*Exercise directions*. Copy every line of the entries that has the string "image" in it.

*Supplied information*.
-.-.-

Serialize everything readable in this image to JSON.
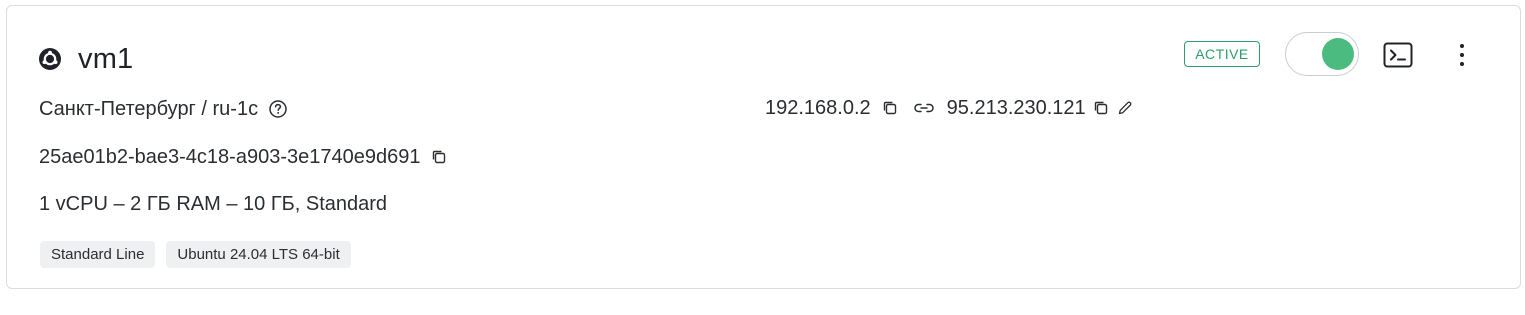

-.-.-

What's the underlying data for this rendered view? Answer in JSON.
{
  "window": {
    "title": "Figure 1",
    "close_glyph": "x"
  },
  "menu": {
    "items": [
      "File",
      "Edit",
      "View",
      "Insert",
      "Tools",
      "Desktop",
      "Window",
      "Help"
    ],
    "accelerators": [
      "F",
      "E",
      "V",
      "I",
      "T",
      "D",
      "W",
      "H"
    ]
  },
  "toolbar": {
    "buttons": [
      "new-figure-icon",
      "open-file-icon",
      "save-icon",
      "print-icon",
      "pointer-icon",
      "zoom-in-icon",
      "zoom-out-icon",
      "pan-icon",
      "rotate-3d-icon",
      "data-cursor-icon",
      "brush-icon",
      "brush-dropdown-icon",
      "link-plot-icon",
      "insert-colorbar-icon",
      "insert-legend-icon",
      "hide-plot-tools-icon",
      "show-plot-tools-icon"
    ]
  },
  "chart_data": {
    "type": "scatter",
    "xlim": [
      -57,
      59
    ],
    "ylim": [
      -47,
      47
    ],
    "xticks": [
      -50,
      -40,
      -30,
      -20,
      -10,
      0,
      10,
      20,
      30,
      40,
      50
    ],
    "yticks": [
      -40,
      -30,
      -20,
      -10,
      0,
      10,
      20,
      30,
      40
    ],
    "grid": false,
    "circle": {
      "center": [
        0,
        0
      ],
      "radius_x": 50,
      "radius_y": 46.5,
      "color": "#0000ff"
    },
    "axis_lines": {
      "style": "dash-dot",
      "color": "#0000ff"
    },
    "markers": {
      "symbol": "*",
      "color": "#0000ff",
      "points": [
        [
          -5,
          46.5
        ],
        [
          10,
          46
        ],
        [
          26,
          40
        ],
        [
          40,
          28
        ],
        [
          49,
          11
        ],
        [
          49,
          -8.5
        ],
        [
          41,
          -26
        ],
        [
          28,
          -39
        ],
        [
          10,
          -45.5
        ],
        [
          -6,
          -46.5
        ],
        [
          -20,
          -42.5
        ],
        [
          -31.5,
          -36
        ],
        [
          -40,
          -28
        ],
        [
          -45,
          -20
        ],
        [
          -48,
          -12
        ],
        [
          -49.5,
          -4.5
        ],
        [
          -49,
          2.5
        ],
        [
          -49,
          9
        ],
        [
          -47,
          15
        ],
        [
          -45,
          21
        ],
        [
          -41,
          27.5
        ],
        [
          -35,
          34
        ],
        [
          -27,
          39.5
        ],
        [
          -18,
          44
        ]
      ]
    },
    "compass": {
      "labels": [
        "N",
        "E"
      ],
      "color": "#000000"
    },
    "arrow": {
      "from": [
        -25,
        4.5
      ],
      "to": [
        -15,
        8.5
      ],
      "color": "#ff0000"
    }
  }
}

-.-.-

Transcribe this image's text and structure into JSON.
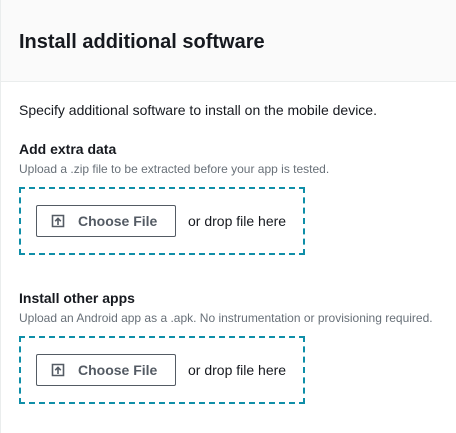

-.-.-

*Exercise output*.
Serialize everything readable in this image to JSON.
Transcribe this image's text and structure into JSON.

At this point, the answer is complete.